Looking to the General Instruction of the Roman Missal (GIRM) we find:
Moreover, pastors should take into special account those who are present at a liturgical celebration or who hear the Gospel on the occasion of the funeral and who may be non-Catholics or Catholics who never or hardly ever participate in the Eucharist or who seem even to have lost the faith. For Priests are ministers of Christ’s Gospel for all. (cf GIRM 385)
This portion of the GIRM is often used, not surprisingly, as an excuse for watering down the Faith, as if presuming to affirm the salvation of a non-Catholic’s deceased loved one is an act of mercy.
And what exactly does it mean to take nonbelievers “into special account” anyway? Does it mean emulating St. Peter who took special account of the circumcision party in the way he treated gentiles, an act for which St. Paul rightly rebuked him? (cf Gal 2:11-12)
What’s more, one wonders in what sense a Catholic priest “ministers” to non-Catholics apart from proclaiming the fullness of the Faith (i.e., everything whatsoever that Jesus commanded) with neither ambiguity nor attenuation, ultimately with an eye toward their conversion?
In sum, the Novus Ordo Mass of Christian Burial is destined to project a less-than-Catholic image regardless of the celebrant’s mindset; i.e., the best the priest can do is perhaps offset some of the extraordinary deficiencies in the rite with an extraordinarily strong homily, a difficult position in which a priest should never be put.
Indeed, I personally know of a priest who has taken it upon himself to do just this, and it has landed him in hot water not just with the loved ones of the deceased, but with his bishop as well.
By contrast, the traditional Requiem Mass of the Roman Rite is simply the Mass, albeit with certain minor alterations and propers that are fitted to the occasion. And guess what, none of them are designed to give non-Catholics that “feel right at home” level of comfort.
For brevity’s sake, following is just a sampling of those parts of the traditional rite that stand in sharp contrast to the “once saved, always saved” overtones woven throughout the text of the post-conciliar version:
“Absolve, O Lord, the souls of all the faithful departed from every bond of sin. And by the help of Thy grace, may they be enabled to escape the judgment of punishment.” (From the Gradual)
“Day of wrath, O day of mourning, Lo, the world in ashes burning – Seer and Sibyl gave the warning. O what fear man’s bosom rendeth, When from Heaven the Judge descendeth, On whose sentence all dependeth! … Guilty, now I pour my moaning, All my shame with anguish owning: Spare, O God, Thy suppliant groaning.” (From the Sequence; the thirteenth century hymn, Dies Irae)

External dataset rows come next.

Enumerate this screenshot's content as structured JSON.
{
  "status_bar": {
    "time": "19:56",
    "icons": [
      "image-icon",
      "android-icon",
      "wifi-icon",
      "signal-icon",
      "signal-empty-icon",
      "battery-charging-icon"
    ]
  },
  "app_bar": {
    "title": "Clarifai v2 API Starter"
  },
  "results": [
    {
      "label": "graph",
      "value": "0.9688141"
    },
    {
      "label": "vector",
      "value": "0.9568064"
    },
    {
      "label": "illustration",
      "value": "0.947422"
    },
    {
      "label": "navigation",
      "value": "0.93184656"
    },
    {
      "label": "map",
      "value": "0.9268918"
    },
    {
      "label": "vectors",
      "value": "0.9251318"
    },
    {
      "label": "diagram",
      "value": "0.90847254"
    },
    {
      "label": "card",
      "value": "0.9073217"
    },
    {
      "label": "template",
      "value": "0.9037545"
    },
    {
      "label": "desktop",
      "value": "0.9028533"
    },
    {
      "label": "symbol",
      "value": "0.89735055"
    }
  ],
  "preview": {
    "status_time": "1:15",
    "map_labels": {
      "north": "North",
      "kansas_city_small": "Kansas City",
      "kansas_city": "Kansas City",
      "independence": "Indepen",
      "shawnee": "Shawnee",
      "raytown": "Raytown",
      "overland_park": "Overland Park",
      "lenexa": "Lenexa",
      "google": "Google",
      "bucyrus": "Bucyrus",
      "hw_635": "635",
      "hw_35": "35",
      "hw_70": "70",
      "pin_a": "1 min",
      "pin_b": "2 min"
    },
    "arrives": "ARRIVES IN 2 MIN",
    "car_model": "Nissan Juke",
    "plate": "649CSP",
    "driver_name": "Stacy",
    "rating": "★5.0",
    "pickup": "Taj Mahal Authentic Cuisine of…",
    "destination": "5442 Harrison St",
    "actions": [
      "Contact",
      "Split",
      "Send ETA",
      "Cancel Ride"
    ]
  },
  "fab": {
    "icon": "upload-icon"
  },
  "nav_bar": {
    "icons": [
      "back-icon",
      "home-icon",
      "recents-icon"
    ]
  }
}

“O Lord Jesus Christ, King of glory, deliver the souls of all the faithful departed from the pains of Hell and from the deep pit: deliver them from the mouth of the lion, that Hell may not swallow them up … Hear us, O Lord, we pray, and let the soul of Thy servant (N.) profit by this sacrifice, by the offering of which Thou didst grant that the sins of the whole world should be loosed.” (From the Offertory)
In light of all that is highlighted here, I have done my best to secure the assurances of my wife and close friends that, in the event they survive me, they will make every attempt to arrange a Traditional Requiem Mass on my behalf, and I would suggest that all would do well to do the same.
At the very least, it may be a good idea to include in one’s final will and testament the following request:
If during the course of my funeral Mass, the priest dares to give those who are mourning my passing even the slightest impression that I am enjoying the Beatific vision in Heaven at that very moment, please give him the following message from me:
Get behind me Satan!